__Material provided__:
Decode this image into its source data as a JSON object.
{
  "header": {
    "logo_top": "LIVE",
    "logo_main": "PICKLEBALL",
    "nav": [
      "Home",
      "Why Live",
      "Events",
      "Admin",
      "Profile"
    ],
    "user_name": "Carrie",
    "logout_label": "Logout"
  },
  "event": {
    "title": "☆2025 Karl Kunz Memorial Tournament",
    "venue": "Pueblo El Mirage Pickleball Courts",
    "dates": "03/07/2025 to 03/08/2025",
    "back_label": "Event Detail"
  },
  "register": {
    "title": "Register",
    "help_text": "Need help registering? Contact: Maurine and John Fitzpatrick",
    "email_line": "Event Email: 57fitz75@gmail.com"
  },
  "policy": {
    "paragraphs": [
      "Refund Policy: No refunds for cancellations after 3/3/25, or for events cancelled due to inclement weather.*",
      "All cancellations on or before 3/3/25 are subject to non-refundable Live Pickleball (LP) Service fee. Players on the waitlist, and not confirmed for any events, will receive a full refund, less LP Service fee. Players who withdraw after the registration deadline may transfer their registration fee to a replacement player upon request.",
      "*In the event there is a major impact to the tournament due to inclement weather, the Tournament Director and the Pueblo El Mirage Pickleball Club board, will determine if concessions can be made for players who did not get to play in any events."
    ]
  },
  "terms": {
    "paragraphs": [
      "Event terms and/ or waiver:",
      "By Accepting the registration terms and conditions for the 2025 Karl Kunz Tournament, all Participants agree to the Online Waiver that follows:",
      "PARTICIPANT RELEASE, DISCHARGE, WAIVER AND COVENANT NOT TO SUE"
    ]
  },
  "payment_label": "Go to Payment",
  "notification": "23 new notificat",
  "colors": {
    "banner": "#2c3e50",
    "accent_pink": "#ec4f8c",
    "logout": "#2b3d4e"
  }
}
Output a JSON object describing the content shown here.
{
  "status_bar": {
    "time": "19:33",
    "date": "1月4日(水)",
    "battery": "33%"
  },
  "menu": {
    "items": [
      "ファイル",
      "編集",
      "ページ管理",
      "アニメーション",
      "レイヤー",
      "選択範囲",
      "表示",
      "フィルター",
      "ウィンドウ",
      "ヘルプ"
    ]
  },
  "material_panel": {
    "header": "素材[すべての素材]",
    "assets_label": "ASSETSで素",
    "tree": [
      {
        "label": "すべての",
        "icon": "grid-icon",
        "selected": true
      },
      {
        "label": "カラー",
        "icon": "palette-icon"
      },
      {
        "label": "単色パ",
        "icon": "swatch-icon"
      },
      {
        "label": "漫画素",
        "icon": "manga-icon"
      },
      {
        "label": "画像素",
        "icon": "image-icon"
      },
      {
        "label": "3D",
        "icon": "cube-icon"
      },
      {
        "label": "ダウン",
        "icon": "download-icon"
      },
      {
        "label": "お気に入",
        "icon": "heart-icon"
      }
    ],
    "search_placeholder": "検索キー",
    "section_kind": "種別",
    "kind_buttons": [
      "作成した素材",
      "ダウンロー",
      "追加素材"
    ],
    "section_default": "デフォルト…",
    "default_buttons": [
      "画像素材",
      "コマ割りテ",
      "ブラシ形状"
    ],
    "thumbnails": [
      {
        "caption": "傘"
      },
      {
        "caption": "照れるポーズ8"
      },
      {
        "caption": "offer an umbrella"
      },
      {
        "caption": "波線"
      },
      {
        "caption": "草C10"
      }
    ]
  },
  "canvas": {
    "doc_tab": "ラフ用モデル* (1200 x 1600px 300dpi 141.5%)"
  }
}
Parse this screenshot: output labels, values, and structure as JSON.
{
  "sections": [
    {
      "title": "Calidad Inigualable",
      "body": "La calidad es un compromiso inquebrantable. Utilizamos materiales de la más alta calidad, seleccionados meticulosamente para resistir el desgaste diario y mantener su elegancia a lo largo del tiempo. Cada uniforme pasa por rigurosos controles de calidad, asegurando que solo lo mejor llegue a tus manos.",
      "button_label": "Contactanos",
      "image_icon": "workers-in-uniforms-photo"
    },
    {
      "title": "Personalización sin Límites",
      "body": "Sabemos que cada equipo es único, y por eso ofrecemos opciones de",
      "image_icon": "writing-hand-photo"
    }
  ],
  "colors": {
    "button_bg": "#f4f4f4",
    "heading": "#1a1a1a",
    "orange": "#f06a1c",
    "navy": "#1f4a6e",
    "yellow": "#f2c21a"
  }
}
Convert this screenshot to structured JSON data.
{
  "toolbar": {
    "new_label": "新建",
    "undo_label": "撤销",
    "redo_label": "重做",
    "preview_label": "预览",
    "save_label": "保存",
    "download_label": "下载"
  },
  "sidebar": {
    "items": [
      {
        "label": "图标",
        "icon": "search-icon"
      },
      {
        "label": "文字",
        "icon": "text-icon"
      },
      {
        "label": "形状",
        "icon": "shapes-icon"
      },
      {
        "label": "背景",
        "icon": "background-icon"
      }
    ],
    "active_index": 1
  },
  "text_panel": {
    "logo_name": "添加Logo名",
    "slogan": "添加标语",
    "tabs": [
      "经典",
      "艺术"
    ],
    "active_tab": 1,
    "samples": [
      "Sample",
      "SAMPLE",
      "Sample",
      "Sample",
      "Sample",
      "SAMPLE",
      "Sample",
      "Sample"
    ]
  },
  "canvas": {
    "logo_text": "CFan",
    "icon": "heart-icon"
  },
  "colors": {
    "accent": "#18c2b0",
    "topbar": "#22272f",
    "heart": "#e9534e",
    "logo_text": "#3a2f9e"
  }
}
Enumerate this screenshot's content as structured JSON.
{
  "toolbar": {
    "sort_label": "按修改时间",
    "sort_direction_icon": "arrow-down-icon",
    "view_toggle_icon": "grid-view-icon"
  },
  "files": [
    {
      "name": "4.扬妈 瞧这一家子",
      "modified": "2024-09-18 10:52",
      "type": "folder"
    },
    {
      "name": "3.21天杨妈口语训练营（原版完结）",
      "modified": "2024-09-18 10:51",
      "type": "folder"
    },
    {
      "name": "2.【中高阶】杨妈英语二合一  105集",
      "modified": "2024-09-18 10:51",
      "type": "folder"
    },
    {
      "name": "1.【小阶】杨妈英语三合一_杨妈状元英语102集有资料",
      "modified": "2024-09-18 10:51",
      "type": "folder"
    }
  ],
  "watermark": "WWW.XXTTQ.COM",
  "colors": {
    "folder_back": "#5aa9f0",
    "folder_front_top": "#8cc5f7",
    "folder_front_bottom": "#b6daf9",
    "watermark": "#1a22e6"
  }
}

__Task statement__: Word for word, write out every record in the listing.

__Written solution__:
Decode this image into its source data as a JSON object.
{
  "header": {
    "logo_top": "LIVE",
    "logo_main": "PICKLEBALL",
    "nav": [
      "Home",
      "Why Live",
      "Events",
      "Admin",
      "Profile"
    ],
    "user_name": "Carrie",
    "logout_label": "Logout"
  },
  "event": {
    "title": "☆2025 Karl Kunz Memorial Tournament",
    "venue": "Pueblo El Mirage Pickleball Courts",
    "dates": "03/07/2025 to 03/08/2025",
    "back_label": "Event Detail"
  },
  "register": {
    "title": "Register",
    "help_text": "Need help registering? Contact: Maurine and John Fitzpatrick",
    "email_line": "Event Email: 57fitz75@gmail.com"
  },
  "policy": {
    "paragraphs": [
      "Refund Policy: No refunds for cancellations after 3/3/25, or for events cancelled due to inclement weather.*",
      "All cancellations on or before 3/3/25 are subject to non-refundable Live Pickleball (LP) Service fee. Players on the waitlist, and not confirmed for any events, will receive a full refund, less LP Service fee. Players who withdraw after the registration deadline may transfer their registration fee to a replacement player upon request.",
      "*In the event there is a major impact to the tournament due to inclement weather, the Tournament Director and the Pueblo El Mirage Pickleball Club board, will determine if concessions can be made for players who did not get to play in any events."
    ]
  },
  "terms": {
    "paragraphs": [
      "Event terms and/ or waiver:",
      "By Accepting the registration terms and conditions for the 2025 Karl Kunz Tournament, all Participants agree to the Online Waiver that follows:",
      "PARTICIPANT RELEASE, DISCHARGE, WAIVER AND COVENANT NOT TO SUE"
    ]
  },
  "payment_label": "Go to Payment",
  "notification": "23 new notificat",
  "colors": {
    "banner": "#2c3e50",
    "accent_pink": "#ec4f8c",
    "logout": "#2b3d4e"
  }
}
Output a JSON object describing the content shown here.
{
  "status_bar": {
    "time": "19:33",
    "date": "1月4日(水)",
    "battery": "33%"
  },
  "menu": {
    "items": [
      "ファイル",
      "編集",
      "ページ管理",
      "アニメーション",
      "レイヤー",
      "選択範囲",
      "表示",
      "フィルター",
      "ウィンドウ",
      "ヘルプ"
    ]
  },
  "material_panel": {
    "header": "素材[すべての素材]",
    "assets_label": "ASSETSで素",
    "tree": [
      {
        "label": "すべての",
        "icon": "grid-icon",
        "selected": true
      },
      {
        "label": "カラー",
        "icon": "palette-icon"
      },
      {
        "label": "単色パ",
        "icon": "swatch-icon"
      },
      {
        "label": "漫画素",
        "icon": "manga-icon"
      },
      {
        "label": "画像素",
        "icon": "image-icon"
      },
      {
        "label": "3D",
        "icon": "cube-icon"
      },
      {
        "label": "ダウン",
        "icon": "download-icon"
      },
      {
        "label": "お気に入",
        "icon": "heart-icon"
      }
    ],
    "search_placeholder": "検索キー",
    "section_kind": "種別",
    "kind_buttons": [
      "作成した素材",
      "ダウンロー",
      "追加素材"
    ],
    "section_default": "デフォルト…",
    "default_buttons": [
      "画像素材",
      "コマ割りテ",
      "ブラシ形状"
    ],
    "thumbnails": [
      {
        "caption": "傘"
      },
      {
        "caption": "照れるポーズ8"
      },
      {
        "caption": "offer an umbrella"
      },
      {
        "caption": "波線"
      },
      {
        "caption": "草C10"
      }
    ]
  },
  "canvas": {
    "doc_tab": "ラフ用モデル* (1200 x 1600px 300dpi 141.5%)"
  }
}
Parse this screenshot: output labels, values, and structure as JSON.
{
  "sections": [
    {
      "title": "Calidad Inigualable",
      "body": "La calidad es un compromiso inquebrantable. Utilizamos materiales de la más alta calidad, seleccionados meticulosamente para resistir el desgaste diario y mantener su elegancia a lo largo del tiempo. Cada uniforme pasa por rigurosos controles de calidad, asegurando que solo lo mejor llegue a tus manos.",
      "button_label": "Contactanos",
      "image_icon": "workers-in-uniforms-photo"
    },
    {
      "title": "Personalización sin Límites",
      "body": "Sabemos que cada equipo es único, y por eso ofrecemos opciones de",
      "image_icon": "writing-hand-photo"
    }
  ],
  "colors": {
    "button_bg": "#f4f4f4",
    "heading": "#1a1a1a",
    "orange": "#f06a1c",
    "navy": "#1f4a6e",
    "yellow": "#f2c21a"
  }
}
Convert this screenshot to structured JSON data.
{
  "toolbar": {
    "new_label": "新建",
    "undo_label": "撤销",
    "redo_label": "重做",
    "preview_label": "预览",
    "save_label": "保存",
    "download_label": "下载"
  },
  "sidebar": {
    "items": [
      {
        "label": "图标",
        "icon": "search-icon"
      },
      {
        "label": "文字",
        "icon": "text-icon"
      },
      {
        "label": "形状",
        "icon": "shapes-icon"
      },
      {
        "label": "背景",
        "icon": "background-icon"
      }
    ],
    "active_index": 1
  },
  "text_panel": {
    "logo_name": "添加Logo名",
    "slogan": "添加标语",
    "tabs": [
      "经典",
      "艺术"
    ],
    "active_tab": 1,
    "samples": [
      "Sample",
      "SAMPLE",
      "Sample",
      "Sample",
      "Sample",
      "SAMPLE",
      "Sample",
      "Sample"
    ]
  },
  "canvas": {
    "logo_text": "CFan",
    "icon": "heart-icon"
  },
  "colors": {
    "accent": "#18c2b0",
    "topbar": "#22272f",
    "heart": "#e9534e",
    "logo_text": "#3a2f9e"
  }
}
Enumerate this screenshot's content as structured JSON.
{
  "toolbar": {
    "sort_label": "按修改时间",
    "sort_direction_icon": "arrow-down-icon",
    "view_toggle_icon": "grid-view-icon"
  },
  "files": [
    {
      "name": "4.扬妈 瞧这一家子",
      "modified": "2024-09-18 10:52",
      "type": "folder"
    },
    {
      "name": "3.21天杨妈口语训练营（原版完结）",
      "modified": "2024-09-18 10:51",
      "type": "folder"
    },
    {
      "name": "2.【中高阶】杨妈英语二合一  105集",
      "modified": "2024-09-18 10:51",
      "type": "folder"
    },
    {
      "name": "1.【小阶】杨妈英语三合一_杨妈状元英语102集有资料",
      "modified": "2024-09-18 10:51",
      "type": "folder"
    }
  ],
  "watermark": "WWW.XXTTQ.COM",
  "colors": {
    "folder_back": "#5aa9f0",
    "folder_front_top": "#8cc5f7",
    "folder_front_bottom": "#b6daf9",
    "watermark": "#1a22e6"
  }
}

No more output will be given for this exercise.